What is being asked: Set down each entry from the block beneath, exactly as written.

Supplied entries:
'''

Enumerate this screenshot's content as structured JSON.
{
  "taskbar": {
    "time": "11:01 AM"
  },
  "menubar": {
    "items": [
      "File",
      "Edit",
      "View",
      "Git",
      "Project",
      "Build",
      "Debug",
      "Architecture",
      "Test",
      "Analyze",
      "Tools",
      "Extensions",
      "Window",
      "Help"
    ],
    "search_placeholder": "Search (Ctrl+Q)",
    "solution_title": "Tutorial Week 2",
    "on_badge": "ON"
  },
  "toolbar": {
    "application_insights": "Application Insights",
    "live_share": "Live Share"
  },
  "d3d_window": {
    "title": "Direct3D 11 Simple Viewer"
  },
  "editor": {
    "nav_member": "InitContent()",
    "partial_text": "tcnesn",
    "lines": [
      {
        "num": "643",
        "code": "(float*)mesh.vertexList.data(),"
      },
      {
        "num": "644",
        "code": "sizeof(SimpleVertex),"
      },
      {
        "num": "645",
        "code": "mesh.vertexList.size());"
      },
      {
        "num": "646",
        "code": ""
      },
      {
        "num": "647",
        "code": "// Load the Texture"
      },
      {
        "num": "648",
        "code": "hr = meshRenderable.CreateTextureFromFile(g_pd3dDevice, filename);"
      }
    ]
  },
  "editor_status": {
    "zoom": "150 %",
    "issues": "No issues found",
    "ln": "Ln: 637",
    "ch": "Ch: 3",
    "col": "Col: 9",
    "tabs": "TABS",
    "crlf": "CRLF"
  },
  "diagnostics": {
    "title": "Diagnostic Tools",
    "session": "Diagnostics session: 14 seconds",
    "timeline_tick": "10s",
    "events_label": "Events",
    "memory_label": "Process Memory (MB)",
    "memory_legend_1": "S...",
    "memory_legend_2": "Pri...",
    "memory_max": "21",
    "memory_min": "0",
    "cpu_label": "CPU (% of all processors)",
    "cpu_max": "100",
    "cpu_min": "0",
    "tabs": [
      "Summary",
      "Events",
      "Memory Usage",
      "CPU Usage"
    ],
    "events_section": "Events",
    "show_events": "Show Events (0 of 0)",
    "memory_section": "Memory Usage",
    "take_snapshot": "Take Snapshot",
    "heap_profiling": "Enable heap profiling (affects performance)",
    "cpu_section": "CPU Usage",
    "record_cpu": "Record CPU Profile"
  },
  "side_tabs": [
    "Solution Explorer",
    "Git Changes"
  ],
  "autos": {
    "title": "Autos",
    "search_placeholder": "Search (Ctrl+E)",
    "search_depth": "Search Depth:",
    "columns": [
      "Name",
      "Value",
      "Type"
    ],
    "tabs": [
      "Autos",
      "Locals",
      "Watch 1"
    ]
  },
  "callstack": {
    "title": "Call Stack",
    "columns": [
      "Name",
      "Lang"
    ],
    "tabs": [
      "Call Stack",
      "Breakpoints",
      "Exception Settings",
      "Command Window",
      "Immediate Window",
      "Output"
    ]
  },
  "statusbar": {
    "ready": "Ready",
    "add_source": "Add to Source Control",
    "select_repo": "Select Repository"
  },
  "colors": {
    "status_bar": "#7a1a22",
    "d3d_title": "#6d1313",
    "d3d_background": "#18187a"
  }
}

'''

Your solution:
Enumerate this screenshot's content as structured JSON.
{
  "taskbar": {
    "time": "11:01 AM"
  },
  "menubar": {
    "items": [
      "File",
      "Edit",
      "View",
      "Git",
      "Project",
      "Build",
      "Debug",
      "Architecture",
      "Test",
      "Analyze",
      "Tools",
      "Extensions",
      "Window",
      "Help"
    ],
    "search_placeholder": "Search (Ctrl+Q)",
    "solution_title": "Tutorial Week 2",
    "on_badge": "ON"
  },
  "toolbar": {
    "application_insights": "Application Insights",
    "live_share": "Live Share"
  },
  "d3d_window": {
    "title": "Direct3D 11 Simple Viewer"
  },
  "editor": {
    "nav_member": "InitContent()",
    "partial_text": "tcnesn",
    "lines": [
      {
        "num": "643",
        "code": "(float*)mesh.vertexList.data(),"
      },
      {
        "num": "644",
        "code": "sizeof(SimpleVertex),"
      },
      {
        "num": "645",
        "code": "mesh.vertexList.size());"
      },
      {
        "num": "646",
        "code": ""
      },
      {
        "num": "647",
        "code": "// Load the Texture"
      },
      {
        "num": "648",
        "code": "hr = meshRenderable.CreateTextureFromFile(g_pd3dDevice, filename);"
      }
    ]
  },
  "editor_status": {
    "zoom": "150 %",
    "issues": "No issues found",
    "ln": "Ln: 637",
    "ch": "Ch: 3",
    "col": "Col: 9",
    "tabs": "TABS",
    "crlf": "CRLF"
  },
  "diagnostics": {
    "title": "Diagnostic Tools",
    "session": "Diagnostics session: 14 seconds",
    "timeline_tick": "10s",
    "events_label": "Events",
    "memory_label": "Process Memory (MB)",
    "memory_legend_1": "S...",
    "memory_legend_2": "Pri...",
    "memory_max": "21",
    "memory_min": "0",
    "cpu_label": "CPU (% of all processors)",
    "cpu_max": "100",
    "cpu_min": "0",
    "tabs": [
      "Summary",
      "Events",
      "Memory Usage",
      "CPU Usage"
    ],
    "events_section": "Events",
    "show_events": "Show Events (0 of 0)",
    "memory_section": "Memory Usage",
    "take_snapshot": "Take Snapshot",
    "heap_profiling": "Enable heap profiling (affects performance)",
    "cpu_section": "CPU Usage",
    "record_cpu": "Record CPU Profile"
  },
  "side_tabs": [
    "Solution Explorer",
    "Git Changes"
  ],
  "autos": {
    "title": "Autos",
    "search_placeholder": "Search (Ctrl+E)",
    "search_depth": "Search Depth:",
    "columns": [
      "Name",
      "Value",
      "Type"
    ],
    "tabs": [
      "Autos",
      "Locals",
      "Watch 1"
    ]
  },
  "callstack": {
    "title": "Call Stack",
    "columns": [
      "Name",
      "Lang"
    ],
    "tabs": [
      "Call Stack",
      "Breakpoints",
      "Exception Settings",
      "Command Window",
      "Immediate Window",
      "Output"
    ]
  },
  "statusbar": {
    "ready": "Ready",
    "add_source": "Add to Source Control",
    "select_repo": "Select Repository"
  },
  "colors": {
    "status_bar": "#7a1a22",
    "d3d_title": "#6d1313",
    "d3d_background": "#18187a"
  }
}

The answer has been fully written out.